  1. Martin says:

    “Kind of” is a signal that means “word that can precede.” You know I’m not fond of “sea anemone” clues because they rely on the solver knowing a cluing convention (the absence of which is what supposedly distinguishes American from British crosswords).

    That said, it is a convention so I reluctantly accept the CALLA clue as well formed.

    • Martin says:

      PS. Many “kind of” clues don’t set off our bad-clue radar because they’re so obviously not meant to be taken as class-clues-member statements. Consider the recent “Kind of chance” (FAT). A “fat” is not a type of chance; “fat chance” is a phrase. Because actual class/member-of-that-class relationships can be “kinds of,” we may forget the meaning of the signal is not quite that. I would argue that even the recent “Kind of equinox” (AUTUMNAL) cannot be taken literally. An “autumnal” is not a thing, but “autumnal equinox” is a phrase. We overlook that the clue seems to call for a noun, but usually clues an adjective. When we try to interpret the entry as a noun (the thing calla seemingly being in the lily, not arum, family) we’re usually off-track.
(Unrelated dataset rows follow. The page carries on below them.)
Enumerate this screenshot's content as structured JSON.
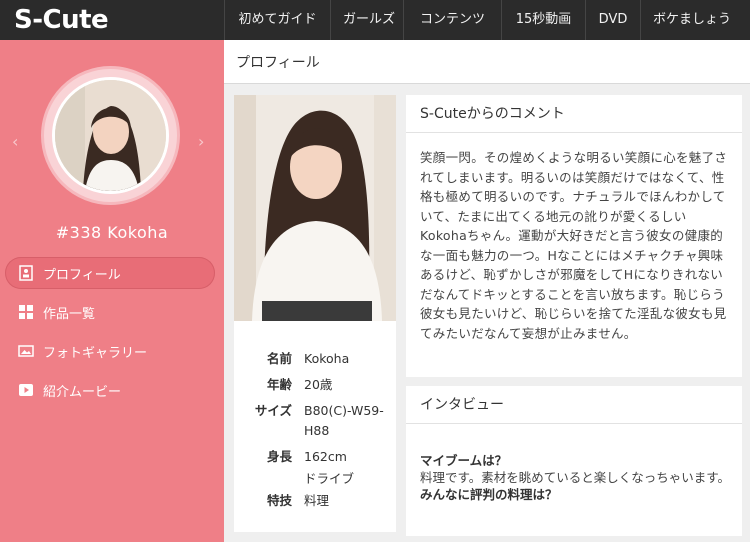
{
  "brand": {
    "logo": "S-Cute"
  },
  "nav": {
    "items": [
      "初めてガイド",
      "ガールズ",
      "コンテンツ",
      "15秒動画",
      "DVD",
      "ボケましょう"
    ]
  },
  "sidebar": {
    "model_name": "#338 Kokoha",
    "prev_arrow": "‹",
    "next_arrow": "›",
    "items": [
      {
        "label": "プロフィール",
        "icon": "profile-icon",
        "active": true
      },
      {
        "label": "作品一覧",
        "icon": "grid-icon",
        "active": false
      },
      {
        "label": "フォトギャラリー",
        "icon": "photo-icon",
        "active": false
      },
      {
        "label": "紹介ムービー",
        "icon": "play-icon",
        "active": false
      }
    ]
  },
  "main": {
    "header": "プロフィール",
    "profile": [
      {
        "label": "名前",
        "value": "Kokoha"
      },
      {
        "label": "年齢",
        "value": "20歳"
      },
      {
        "label": "サイズ",
        "value": "B80(C)-W59-H88"
      },
      {
        "label": "身長",
        "value": "162cm"
      },
      {
        "label": "",
        "value": "ドライブ"
      },
      {
        "label": "特技",
        "value": "料理"
      }
    ],
    "comment": {
      "title": "S-Cuteからのコメント",
      "text": "笑顔一閃。その煌めくような明るい笑顔に心を魅了されてしまいます。明るいのは笑顔だけではなくて、性格も極めて明るいのです。ナチュラルでほんわかしていて、たまに出てくる地元の訛りが愛くるしいKokohaちゃん。運動が大好きだと言う彼女の健康的な一面も魅力の一つ。Hなことにはメチャクチャ興味あるけど、恥ずかしさが邪魔をしてHになりきれないだなんてドキッとすることを言い放ちます。恥じらう彼女も見たいけど、恥じらいを捨てた淫乱な彼女も見てみたいだなんて妄想が止みません。"
    },
    "interview": {
      "title": "インタビュー",
      "q1": "マイブームは？",
      "a1": "料理です。素材を眺めていると楽しくなっちゃいます。",
      "q2": "みんなに評判の料理は？"
    }
  },
  "colors": {
    "nav_bg": "#2b2b2b",
    "sidebar_bg": "#ef7f87",
    "active_item_bg": "#e86d77"
  }
}
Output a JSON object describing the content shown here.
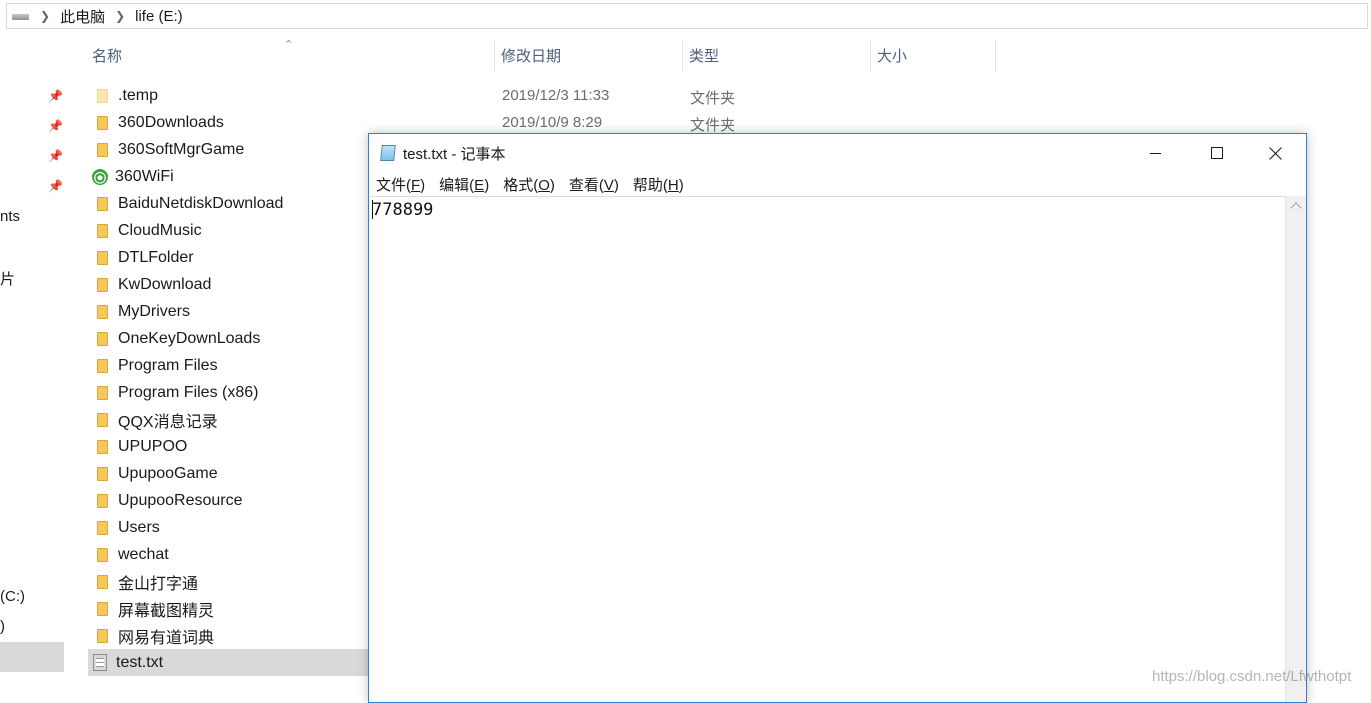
{
  "address_bar": {
    "crumbs": [
      "此电脑",
      "life (E:)"
    ]
  },
  "nav_pane": {
    "fragments": [
      "nts",
      "片",
      "(C:)",
      ")"
    ]
  },
  "columns": {
    "name": "名称",
    "modified": "修改日期",
    "type": "类型",
    "size": "大小"
  },
  "files": [
    {
      "name": ".temp",
      "icon": "folder-light-icon",
      "modified": "2019/12/3 11:33",
      "type": "文件夹"
    },
    {
      "name": "360Downloads",
      "icon": "folder-icon",
      "modified": "2019/10/9 8:29",
      "type": "文件夹"
    },
    {
      "name": "360SoftMgrGame",
      "icon": "folder-icon"
    },
    {
      "name": "360WiFi",
      "icon": "wifi-icon"
    },
    {
      "name": "BaiduNetdiskDownload",
      "icon": "folder-icon"
    },
    {
      "name": "CloudMusic",
      "icon": "folder-icon"
    },
    {
      "name": "DTLFolder",
      "icon": "folder-icon"
    },
    {
      "name": "KwDownload",
      "icon": "folder-icon"
    },
    {
      "name": "MyDrivers",
      "icon": "folder-icon"
    },
    {
      "name": "OneKeyDownLoads",
      "icon": "folder-icon"
    },
    {
      "name": "Program Files",
      "icon": "folder-icon"
    },
    {
      "name": "Program Files (x86)",
      "icon": "folder-icon"
    },
    {
      "name": "QQX消息记录",
      "icon": "folder-icon"
    },
    {
      "name": "UPUPOO",
      "icon": "folder-icon"
    },
    {
      "name": "UpupooGame",
      "icon": "folder-icon"
    },
    {
      "name": "UpupooResource",
      "icon": "folder-icon"
    },
    {
      "name": "Users",
      "icon": "folder-icon"
    },
    {
      "name": "wechat",
      "icon": "folder-icon"
    },
    {
      "name": "金山打字通",
      "icon": "folder-icon"
    },
    {
      "name": "屏幕截图精灵",
      "icon": "folder-icon"
    },
    {
      "name": "网易有道词典",
      "icon": "folder-icon"
    },
    {
      "name": "test.txt",
      "icon": "text-file-icon",
      "selected": true
    }
  ],
  "notepad": {
    "title": "test.txt - 记事本",
    "menus": [
      {
        "label": "文件(",
        "key": "F",
        "end": ")"
      },
      {
        "label": "编辑(",
        "key": "E",
        "end": ")"
      },
      {
        "label": "格式(",
        "key": "O",
        "end": ")"
      },
      {
        "label": "查看(",
        "key": "V",
        "end": ")"
      },
      {
        "label": "帮助(",
        "key": "H",
        "end": ")"
      }
    ],
    "content": "778899"
  },
  "watermark": "https://blog.csdn.net/Lfwthotpt"
}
      As I’ve said, not my favorite clue form. AHI the “Sushi fish” is the only thing worse.

  2. David L says:

    The clue for AXIOM is incorrect. In mathematics, an axiom is a proposition that’s generally taken to be true, without proof; in that sense it’s an assumption that is meant to be self-evident. Euclid’s fifth axiom was the proposition that parallel lines never meet, which is not true in geometries with curvature.

    The statement in the clue is provably true, in a straightforward way, so it doesn’t qualify as an axiom.

    • Dr. Fancypants says:

      I don’t believe this is correct. The transitive property of inequalities is part of the formal definition of the operator, which means that it is indeed an axiom.

      • David L says:

        Hmmm, I would say if it’s true by definition then it’s not an axiom.

        • Dr. Fancypants says:

          Basically, anything that’s assumed true in mathematics is an axiom, even though mathematicians are wildly inconsistent about terminology on this point.

          Your example is exactly analogous to this one: just like you can have perfectly good geometries without the parallel postulate, you can have perfectly a perfectly good operator that obeys the other properties of inequalities but fails transitivity.

  3. Lise says:

    I’m craving bean dishes now. Nom nom nom

  4. Gareth says:

    A lot more interesting fill than I’ve seen in earlier puzzles by Mr. Haight! ADOPTME!

    Thanks to Laura and team who filled in while I was on (too short) hot springs holiday…

  5. Lise says:

    Re: Jonesin’: I liked this puzzle very much – good freestyle with excellent fill overall. The two long acrosses were ones I hadn’t seen in a puzzle, and I’m always glad to wave at MOLIÈRE. Brings back HS memories.

    Did the clue for PANDA (3d) refer to the musician? I was totally fooled, and wrote in “koala” at first.

    • Martin says:

      I think the clue is just obsolete. Until fairly recently, pandas were thought to be related to raccoons and not in the bear family. DNA studies have shown that the the lesser (red) panda is not closely related to the giant panda. The red panda is now in its own family and the giant panda is in the bear family. The clue was correct before DNA analysis corrected our understanding of the taxonomic placement of the two species.

      • Lise says:

        That’s essentially the content of the post I originally wrote (that pandas are bears and red pandas are in the raccoon family) and then I realized, when I was searching UCSB Science Line and Wikipedia to verify my facts, that there was a musician by that name and it would be embarrassing to present panda facts when the constructor was referring to the musician.

        Either way, I liked the puzzle. Hope the constructor does more themelesses – this one was great.

  6. Zulema says:

    Amy, I made the exact comment to myself about PAVER and also about VOTER ID. We are in sync today.

  7. Billie says:

    Is it my imagination, or are the early-week LA Times puzzles WAY harder than they used to be?

  8. Pat says:

    mele kalikimaka is how one says Merry Christmas in Hawaiian. Fun song to sing!

Comments are closed.